You can locate this pressure point by feeling behind the bottom of your earlobe. There should be a depression at this point on either side of the top of the neck, which is where the pressure point is located.

Benefits of targeting the SJ 17:

  • Reduces cheek swelling associated with TMJ.
  • Eases toothache related to temporomandibular joint issues.
  • May aid in addressing facial paralysis.
  • Potentially beneficial for symptoms of deafness or hearing issues.
  • Assists in managing tinnitus discomfort.

The point is also considered to dispel wind, benefit the head/face and ears, and activate the meridian.

Home Exercises to Help With TMJ Disorder

Senior man exercising jaw

As well as utilizing trigger points to help relieve TMJ pain, incorporating specific at-home exercises can aid in managing TMJ disorder.

These exercises aim to strengthen the jaw muscles, enhancing their resilience against tension and reducing the likelihood of pain occurrence.

Here are some easy, at-home exercises you can perform alongside stimulating your trigger points to help you get on top of TMJ pain:

  • Chin tucks - Tuck your chin downwards to create a double chin, hold, and repeat for 5 to 10 reps
  • Jaw relaxation - Bring your tongue to the roof of your mouth while opening and closing your mouth.

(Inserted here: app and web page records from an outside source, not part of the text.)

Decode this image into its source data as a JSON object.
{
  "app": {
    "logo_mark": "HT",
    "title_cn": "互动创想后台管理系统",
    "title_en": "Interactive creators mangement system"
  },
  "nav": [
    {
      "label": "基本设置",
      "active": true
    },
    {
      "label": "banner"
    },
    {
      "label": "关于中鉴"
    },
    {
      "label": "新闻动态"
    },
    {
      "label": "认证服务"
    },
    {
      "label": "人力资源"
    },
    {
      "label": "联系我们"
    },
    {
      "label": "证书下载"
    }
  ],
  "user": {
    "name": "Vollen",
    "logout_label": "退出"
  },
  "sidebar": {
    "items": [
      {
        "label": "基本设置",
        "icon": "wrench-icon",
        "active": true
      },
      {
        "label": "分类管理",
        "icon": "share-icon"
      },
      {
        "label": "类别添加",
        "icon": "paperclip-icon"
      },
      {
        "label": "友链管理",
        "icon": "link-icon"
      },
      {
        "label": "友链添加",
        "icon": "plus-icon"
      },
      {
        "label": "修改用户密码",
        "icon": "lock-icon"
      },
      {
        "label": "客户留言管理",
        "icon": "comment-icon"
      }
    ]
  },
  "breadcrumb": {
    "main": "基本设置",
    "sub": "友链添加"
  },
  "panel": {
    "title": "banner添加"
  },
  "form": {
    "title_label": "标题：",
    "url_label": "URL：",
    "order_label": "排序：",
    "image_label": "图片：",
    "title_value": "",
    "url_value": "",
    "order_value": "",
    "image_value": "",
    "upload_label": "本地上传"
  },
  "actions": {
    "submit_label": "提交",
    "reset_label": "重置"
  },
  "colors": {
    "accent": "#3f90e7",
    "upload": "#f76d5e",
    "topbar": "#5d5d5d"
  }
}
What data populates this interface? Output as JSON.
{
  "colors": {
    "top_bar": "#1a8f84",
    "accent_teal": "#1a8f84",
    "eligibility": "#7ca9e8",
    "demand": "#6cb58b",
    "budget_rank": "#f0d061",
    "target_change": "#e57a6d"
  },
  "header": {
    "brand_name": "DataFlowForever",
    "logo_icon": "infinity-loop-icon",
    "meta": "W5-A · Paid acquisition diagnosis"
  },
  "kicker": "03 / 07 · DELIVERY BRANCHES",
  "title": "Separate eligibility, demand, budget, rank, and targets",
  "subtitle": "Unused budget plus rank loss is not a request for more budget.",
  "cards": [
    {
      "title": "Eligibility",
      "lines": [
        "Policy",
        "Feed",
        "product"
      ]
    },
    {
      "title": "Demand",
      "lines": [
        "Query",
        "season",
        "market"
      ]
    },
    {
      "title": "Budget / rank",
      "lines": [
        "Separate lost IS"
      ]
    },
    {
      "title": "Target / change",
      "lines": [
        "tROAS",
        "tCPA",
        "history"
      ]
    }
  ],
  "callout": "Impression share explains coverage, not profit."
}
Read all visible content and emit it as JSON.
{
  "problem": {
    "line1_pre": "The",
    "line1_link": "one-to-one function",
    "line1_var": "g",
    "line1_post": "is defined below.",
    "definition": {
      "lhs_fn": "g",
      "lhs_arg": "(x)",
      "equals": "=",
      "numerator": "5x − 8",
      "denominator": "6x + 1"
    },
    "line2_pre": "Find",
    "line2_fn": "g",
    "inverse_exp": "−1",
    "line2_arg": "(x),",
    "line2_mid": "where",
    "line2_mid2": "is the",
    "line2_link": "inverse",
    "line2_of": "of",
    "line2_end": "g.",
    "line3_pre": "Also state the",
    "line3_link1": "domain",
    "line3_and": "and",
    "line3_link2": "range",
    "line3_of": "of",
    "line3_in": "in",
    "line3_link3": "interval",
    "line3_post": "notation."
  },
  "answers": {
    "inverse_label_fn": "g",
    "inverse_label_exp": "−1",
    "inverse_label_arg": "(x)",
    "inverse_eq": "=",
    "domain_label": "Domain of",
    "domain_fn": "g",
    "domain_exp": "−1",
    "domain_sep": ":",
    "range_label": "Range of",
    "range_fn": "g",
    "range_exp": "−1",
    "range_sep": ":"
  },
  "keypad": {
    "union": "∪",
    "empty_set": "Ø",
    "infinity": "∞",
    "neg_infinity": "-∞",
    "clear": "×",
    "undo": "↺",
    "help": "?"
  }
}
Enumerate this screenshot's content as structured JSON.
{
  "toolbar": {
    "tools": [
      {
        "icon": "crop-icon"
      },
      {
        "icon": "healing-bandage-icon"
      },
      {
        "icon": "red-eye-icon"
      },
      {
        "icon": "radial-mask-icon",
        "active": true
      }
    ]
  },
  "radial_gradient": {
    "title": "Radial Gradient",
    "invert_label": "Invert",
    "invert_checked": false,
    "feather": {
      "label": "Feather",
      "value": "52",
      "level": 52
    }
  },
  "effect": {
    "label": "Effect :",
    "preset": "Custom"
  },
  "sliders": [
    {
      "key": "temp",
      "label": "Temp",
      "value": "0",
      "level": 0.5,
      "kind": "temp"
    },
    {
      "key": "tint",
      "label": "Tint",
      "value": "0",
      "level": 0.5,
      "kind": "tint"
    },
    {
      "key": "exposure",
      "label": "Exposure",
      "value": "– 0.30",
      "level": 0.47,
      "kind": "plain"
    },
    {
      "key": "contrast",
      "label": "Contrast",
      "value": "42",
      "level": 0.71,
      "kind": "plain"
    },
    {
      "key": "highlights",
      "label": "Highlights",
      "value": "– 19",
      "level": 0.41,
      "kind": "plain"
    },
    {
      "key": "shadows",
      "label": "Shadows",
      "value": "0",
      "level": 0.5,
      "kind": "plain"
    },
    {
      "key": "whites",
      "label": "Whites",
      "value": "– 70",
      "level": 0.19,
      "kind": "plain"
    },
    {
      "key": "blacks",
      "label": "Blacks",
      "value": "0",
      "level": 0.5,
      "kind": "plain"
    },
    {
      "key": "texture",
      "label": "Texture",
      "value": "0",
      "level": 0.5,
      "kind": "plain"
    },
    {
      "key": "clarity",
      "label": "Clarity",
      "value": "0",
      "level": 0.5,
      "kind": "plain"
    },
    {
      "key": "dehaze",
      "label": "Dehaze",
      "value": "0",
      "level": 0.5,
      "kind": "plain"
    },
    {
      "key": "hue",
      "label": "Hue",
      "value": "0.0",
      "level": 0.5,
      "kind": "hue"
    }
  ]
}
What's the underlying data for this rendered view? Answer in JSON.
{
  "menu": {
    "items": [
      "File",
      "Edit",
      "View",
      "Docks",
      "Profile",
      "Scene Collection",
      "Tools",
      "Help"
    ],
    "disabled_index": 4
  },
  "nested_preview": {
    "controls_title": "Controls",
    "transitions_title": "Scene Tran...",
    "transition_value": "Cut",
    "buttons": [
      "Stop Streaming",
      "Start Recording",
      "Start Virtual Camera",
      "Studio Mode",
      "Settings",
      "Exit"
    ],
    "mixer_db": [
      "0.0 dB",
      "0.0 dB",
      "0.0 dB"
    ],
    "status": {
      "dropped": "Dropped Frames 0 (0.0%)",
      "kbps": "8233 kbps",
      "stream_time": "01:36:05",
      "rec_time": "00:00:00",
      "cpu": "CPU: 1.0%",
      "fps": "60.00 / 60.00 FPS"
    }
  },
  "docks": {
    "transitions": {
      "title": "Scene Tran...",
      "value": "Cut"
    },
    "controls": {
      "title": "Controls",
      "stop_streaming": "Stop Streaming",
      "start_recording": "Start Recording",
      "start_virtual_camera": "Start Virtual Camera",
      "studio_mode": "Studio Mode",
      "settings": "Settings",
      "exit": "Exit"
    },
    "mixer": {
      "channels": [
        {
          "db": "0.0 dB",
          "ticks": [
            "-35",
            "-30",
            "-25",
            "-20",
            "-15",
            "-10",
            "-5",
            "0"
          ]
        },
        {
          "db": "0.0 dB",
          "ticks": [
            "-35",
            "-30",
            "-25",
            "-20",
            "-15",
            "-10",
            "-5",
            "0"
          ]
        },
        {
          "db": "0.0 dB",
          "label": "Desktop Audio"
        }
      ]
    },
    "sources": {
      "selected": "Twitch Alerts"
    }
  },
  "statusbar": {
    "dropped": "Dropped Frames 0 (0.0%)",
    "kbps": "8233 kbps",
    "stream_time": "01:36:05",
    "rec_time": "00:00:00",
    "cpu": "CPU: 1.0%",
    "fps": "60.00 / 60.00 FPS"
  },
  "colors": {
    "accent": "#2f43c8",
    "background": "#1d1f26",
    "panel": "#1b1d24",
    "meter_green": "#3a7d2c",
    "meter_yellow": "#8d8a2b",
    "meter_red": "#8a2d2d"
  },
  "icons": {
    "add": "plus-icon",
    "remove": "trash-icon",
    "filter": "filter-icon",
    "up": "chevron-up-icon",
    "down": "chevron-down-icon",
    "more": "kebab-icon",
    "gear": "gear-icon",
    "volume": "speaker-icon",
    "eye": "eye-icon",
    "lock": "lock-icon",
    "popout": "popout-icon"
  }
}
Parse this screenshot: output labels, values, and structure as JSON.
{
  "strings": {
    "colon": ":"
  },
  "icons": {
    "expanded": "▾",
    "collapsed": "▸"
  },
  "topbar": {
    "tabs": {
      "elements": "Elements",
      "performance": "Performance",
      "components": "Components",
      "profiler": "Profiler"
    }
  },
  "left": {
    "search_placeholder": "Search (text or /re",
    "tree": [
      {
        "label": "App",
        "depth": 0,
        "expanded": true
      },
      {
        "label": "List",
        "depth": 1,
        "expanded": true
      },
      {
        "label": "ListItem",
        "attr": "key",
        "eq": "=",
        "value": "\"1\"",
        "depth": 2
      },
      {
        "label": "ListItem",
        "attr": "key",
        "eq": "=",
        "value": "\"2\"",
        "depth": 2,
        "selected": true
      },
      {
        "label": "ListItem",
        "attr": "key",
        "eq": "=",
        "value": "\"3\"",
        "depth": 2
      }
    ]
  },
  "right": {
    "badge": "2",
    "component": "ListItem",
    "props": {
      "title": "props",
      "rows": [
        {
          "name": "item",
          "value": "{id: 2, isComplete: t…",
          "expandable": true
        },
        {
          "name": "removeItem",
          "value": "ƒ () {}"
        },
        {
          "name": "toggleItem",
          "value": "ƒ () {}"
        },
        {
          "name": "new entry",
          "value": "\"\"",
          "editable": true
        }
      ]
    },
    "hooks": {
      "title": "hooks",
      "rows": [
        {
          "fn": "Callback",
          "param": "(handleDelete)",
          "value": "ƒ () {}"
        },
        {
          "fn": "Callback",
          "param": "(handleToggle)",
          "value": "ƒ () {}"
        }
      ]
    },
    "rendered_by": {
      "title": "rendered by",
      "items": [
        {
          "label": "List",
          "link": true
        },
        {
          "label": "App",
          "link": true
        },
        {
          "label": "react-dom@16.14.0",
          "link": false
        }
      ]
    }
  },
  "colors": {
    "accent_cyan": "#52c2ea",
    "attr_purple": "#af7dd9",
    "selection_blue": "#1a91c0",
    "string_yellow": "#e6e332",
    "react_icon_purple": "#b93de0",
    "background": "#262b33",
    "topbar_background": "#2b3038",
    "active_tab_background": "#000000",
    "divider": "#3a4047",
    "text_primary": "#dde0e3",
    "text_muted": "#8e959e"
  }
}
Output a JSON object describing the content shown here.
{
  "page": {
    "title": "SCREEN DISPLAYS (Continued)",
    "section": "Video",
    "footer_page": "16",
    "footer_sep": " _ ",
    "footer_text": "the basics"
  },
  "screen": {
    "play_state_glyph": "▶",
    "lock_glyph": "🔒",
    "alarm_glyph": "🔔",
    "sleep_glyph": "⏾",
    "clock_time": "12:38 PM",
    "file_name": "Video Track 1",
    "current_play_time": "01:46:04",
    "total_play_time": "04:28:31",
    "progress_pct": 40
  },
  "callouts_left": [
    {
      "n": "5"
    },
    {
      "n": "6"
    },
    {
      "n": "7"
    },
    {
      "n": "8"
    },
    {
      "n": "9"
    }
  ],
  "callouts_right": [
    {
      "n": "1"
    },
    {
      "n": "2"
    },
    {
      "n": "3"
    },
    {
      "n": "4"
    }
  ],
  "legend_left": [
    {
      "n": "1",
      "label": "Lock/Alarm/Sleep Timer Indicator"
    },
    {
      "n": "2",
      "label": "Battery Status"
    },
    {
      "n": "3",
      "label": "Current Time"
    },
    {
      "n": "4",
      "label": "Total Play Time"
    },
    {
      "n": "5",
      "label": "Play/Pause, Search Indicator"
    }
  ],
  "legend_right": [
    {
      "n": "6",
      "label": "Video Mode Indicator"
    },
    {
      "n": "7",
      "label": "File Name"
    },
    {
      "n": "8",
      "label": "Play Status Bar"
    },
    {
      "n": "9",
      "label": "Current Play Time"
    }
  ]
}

Focus on feeling your jaw muscles tense and relax as you perform this exercise
  • Mouth resistance - While placing your thumb under your chin, open your mouth and apply pressure with your thumb to create resistance. Hold this position for several seconds before closing your mouth and repeating.

Aside from at-home manual therapy, you can also find relief from specialists with a comprehensive understanding of the TMJ such as chiropractors, massage therapists, physical therapists, and osteopathic physicians.

When to See a Doctor for TMJ

Senior woman having jaw pain

While there are steps you can take to alleviate symptoms of TMJ pain at home, they may not be sufficient in more severe cases.

If your TMJ pain is causing you constant distress or taking you away from your regular work or everyday activities, you likely need to see a healthcare professional.

It's advisable to consult a doctor if:

  1. Persistent pain or tenderness in the jaw makes it difficult to open or close the mouth completely.
  2. Severe pain in the jaw, ear, head, neck, or facial pain due to TMJ disorder.
  3. Popping and clicking sounds in the jaw.
  4. Ear pain, cracking, or popping sound from the ear.
  5. Headache and migraines.
  6. Stiff jaw and neck muscles.
  7. Excruciating jaw pain while chewing.

Also, if you experience jaw locking or have difficulty eating or speaking, it's advisable to consult a qualified healthcare professional for their assessment and advice.

What to Remember About TMJ Pressure Points

Understanding TMJ pressure points involves several key considerations highlighted in this discussion.

Precision in identifying the exact location of pressure points is crucial for effective relief.

These pressure points also extend their benefits beyond TMJ pain, addressing symptoms such as toothaches, cheek swelling, and even issues like tinnitus, deafness, or facial paralysis.

Also, Integrating pressure point stimulation with at-home exercises to keep your jaw muscles smooth proves complementary for reducing jaw tension.

However, in severe cases such as persistent jaw pain, jaw locking, or difficulty eating or speaking, seeking professional medical advice becomes crucial for accurate diagnosis and tailored pain treatment plans.

Understanding individual responses and knowing when to seek professional guidance is key to effectively managing TMJ discomfort.